*** Opening DATA IN THIS EXERCISE ***

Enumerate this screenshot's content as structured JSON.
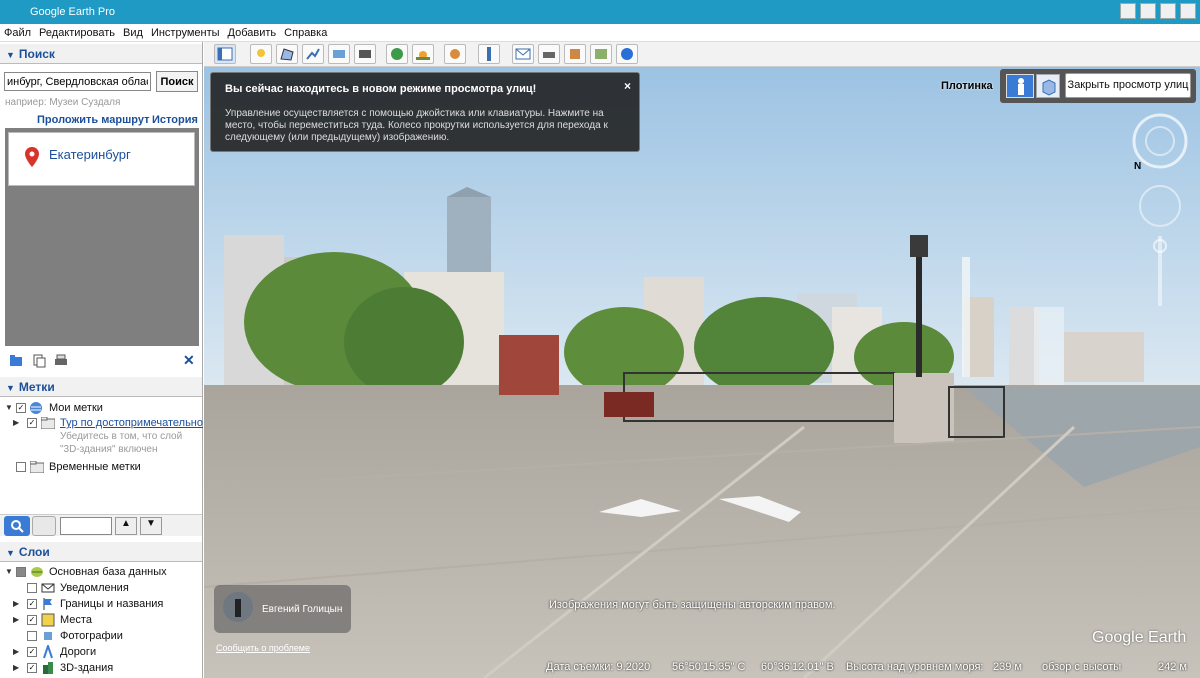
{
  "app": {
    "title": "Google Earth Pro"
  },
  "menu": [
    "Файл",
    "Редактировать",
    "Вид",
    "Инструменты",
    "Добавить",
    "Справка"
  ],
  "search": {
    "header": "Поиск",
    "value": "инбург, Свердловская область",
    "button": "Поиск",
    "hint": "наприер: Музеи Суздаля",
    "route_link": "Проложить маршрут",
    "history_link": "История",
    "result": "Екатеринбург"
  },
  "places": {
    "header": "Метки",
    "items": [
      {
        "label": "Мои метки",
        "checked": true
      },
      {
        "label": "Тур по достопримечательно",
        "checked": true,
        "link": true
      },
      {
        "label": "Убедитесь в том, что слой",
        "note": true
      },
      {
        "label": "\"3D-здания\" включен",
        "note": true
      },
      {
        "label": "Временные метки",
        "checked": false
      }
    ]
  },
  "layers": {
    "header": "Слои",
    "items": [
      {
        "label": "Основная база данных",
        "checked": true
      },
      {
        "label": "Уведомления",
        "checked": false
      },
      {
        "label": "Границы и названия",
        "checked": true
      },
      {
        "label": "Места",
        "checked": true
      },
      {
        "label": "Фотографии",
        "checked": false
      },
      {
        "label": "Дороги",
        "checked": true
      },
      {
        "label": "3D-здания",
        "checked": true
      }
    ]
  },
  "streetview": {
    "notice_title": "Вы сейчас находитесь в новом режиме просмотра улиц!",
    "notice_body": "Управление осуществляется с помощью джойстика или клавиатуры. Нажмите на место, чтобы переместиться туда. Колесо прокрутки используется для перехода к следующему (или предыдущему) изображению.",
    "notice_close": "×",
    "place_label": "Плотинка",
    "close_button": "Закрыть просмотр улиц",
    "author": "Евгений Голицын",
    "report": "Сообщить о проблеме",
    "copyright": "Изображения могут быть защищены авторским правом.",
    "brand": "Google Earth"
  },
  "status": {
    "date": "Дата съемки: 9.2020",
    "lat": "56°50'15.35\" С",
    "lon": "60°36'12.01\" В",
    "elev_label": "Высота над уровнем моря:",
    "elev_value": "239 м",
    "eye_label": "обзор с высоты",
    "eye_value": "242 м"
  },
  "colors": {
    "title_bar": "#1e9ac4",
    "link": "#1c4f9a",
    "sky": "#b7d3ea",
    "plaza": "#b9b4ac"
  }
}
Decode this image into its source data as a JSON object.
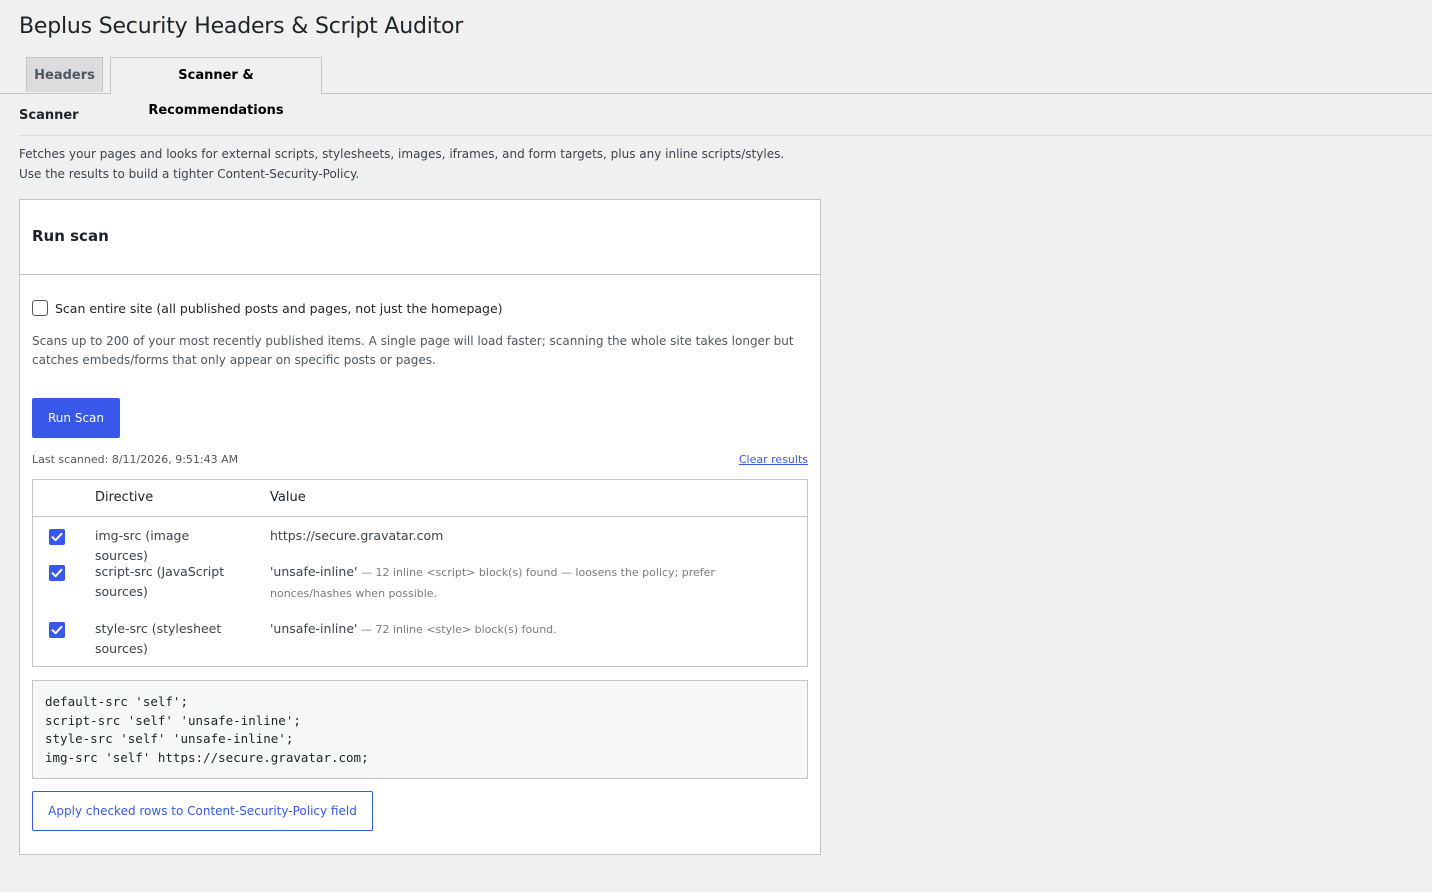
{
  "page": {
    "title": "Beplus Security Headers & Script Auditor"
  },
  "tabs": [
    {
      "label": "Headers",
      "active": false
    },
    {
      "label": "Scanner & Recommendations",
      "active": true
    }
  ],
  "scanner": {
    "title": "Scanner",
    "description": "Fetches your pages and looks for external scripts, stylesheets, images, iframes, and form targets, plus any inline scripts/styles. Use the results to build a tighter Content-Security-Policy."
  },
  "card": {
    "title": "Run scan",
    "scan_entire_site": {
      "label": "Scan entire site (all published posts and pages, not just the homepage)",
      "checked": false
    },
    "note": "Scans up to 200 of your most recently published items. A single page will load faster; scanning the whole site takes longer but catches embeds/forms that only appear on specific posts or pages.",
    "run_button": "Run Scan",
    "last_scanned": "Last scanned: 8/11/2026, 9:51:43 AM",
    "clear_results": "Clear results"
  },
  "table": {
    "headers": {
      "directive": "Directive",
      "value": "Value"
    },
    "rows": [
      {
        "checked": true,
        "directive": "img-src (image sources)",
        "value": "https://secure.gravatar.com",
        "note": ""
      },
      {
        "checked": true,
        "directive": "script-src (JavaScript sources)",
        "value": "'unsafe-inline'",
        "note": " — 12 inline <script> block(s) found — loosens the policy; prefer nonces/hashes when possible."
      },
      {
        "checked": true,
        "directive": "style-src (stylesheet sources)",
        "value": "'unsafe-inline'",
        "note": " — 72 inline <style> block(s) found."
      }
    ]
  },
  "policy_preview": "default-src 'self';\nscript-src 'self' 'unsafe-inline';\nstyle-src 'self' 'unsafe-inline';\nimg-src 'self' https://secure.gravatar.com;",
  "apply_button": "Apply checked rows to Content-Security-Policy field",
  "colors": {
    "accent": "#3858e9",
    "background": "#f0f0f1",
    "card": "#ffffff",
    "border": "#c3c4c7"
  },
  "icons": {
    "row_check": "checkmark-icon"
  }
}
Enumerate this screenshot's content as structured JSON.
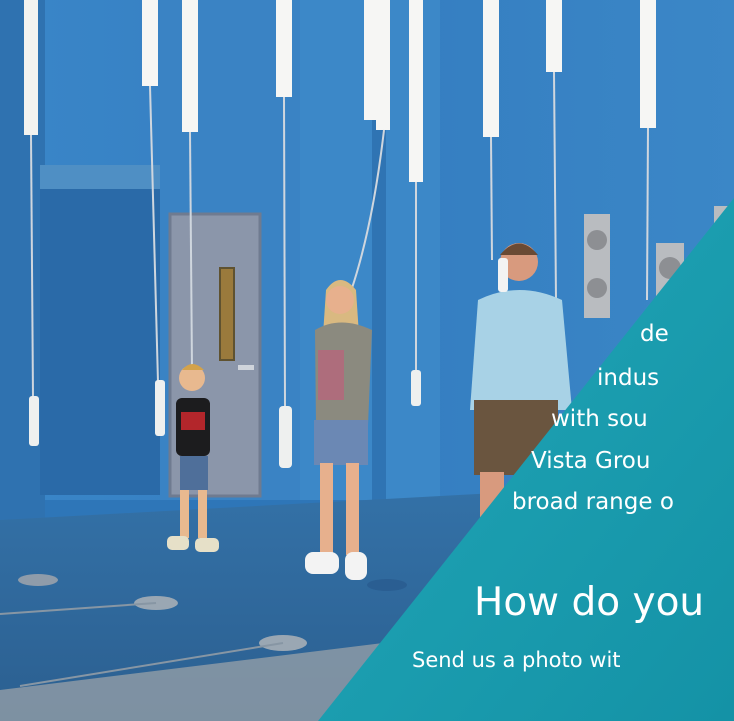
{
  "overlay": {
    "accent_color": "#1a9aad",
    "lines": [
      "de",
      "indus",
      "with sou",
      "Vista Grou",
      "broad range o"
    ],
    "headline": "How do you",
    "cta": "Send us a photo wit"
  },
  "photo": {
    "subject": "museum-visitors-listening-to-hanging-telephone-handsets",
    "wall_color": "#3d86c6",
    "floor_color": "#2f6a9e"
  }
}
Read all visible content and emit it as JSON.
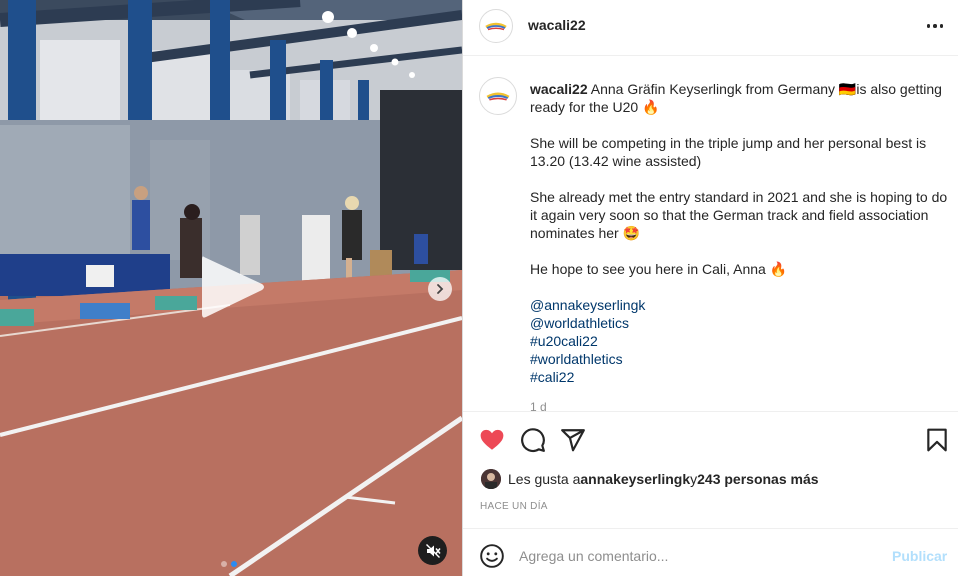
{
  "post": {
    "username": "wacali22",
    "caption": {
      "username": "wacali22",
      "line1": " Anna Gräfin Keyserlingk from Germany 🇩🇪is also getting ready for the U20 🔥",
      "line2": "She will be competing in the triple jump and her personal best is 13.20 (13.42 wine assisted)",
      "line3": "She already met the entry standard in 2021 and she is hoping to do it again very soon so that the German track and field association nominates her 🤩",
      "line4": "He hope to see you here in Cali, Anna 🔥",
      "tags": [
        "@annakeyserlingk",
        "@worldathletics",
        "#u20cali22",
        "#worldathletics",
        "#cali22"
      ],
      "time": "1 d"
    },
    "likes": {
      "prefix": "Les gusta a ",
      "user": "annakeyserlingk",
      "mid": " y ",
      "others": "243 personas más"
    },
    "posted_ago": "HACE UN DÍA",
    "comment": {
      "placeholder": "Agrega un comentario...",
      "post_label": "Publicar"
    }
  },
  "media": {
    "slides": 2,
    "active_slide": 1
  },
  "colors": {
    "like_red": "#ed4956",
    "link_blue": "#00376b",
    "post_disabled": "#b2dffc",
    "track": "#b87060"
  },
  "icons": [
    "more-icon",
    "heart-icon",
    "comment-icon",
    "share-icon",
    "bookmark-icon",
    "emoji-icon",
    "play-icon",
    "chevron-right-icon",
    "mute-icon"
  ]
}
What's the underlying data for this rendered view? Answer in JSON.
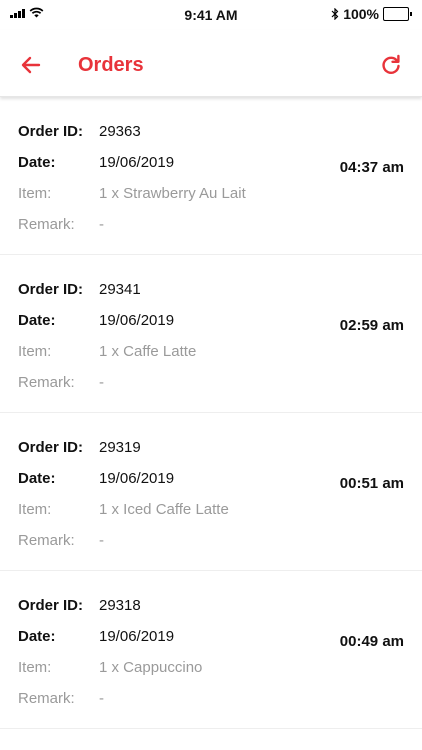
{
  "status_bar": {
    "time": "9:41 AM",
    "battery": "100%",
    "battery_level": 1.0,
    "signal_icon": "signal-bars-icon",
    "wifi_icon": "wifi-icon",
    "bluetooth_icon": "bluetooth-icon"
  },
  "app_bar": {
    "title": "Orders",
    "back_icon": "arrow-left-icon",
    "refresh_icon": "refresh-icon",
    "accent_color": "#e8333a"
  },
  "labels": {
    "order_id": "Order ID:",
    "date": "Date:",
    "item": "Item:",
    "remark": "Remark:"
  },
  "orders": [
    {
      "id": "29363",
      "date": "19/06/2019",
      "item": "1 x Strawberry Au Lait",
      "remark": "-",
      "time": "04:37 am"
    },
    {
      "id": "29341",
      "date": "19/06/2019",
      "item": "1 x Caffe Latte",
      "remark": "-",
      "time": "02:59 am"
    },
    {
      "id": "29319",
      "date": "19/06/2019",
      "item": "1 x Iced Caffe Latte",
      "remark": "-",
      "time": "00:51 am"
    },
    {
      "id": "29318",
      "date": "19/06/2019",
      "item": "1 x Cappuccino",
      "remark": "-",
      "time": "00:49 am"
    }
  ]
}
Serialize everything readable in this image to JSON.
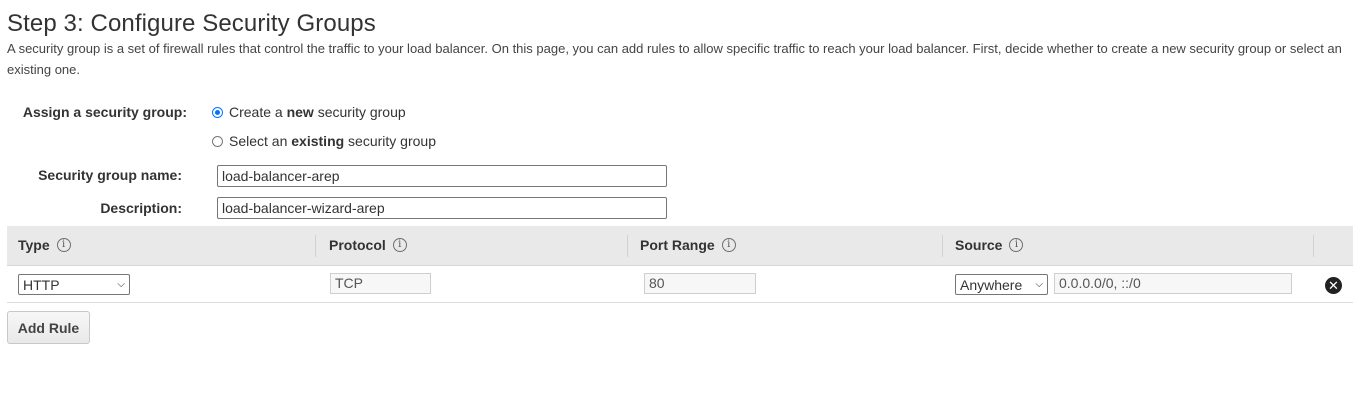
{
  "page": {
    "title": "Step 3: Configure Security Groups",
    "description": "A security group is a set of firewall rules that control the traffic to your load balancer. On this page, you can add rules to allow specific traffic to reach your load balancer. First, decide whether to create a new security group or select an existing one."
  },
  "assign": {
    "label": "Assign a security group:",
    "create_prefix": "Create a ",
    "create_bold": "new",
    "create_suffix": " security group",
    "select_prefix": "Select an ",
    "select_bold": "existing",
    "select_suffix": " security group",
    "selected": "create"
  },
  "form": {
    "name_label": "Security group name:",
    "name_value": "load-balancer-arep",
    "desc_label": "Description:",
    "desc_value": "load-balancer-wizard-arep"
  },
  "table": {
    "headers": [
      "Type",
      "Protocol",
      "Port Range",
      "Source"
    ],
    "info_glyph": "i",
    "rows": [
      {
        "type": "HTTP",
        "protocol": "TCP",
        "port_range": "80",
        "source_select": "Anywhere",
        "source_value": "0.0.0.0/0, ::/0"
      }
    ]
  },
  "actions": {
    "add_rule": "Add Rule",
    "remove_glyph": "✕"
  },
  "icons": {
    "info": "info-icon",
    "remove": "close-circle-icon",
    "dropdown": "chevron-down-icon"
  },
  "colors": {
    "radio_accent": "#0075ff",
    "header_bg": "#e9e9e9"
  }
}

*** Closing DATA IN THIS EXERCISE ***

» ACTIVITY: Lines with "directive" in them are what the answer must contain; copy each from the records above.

» ANSWER:
      "directive": "Directive",
        "directive": "img-src (image sources)",
        "directive": "script-src (JavaScript sources)",
        "directive": "style-src (stylesheet sources)",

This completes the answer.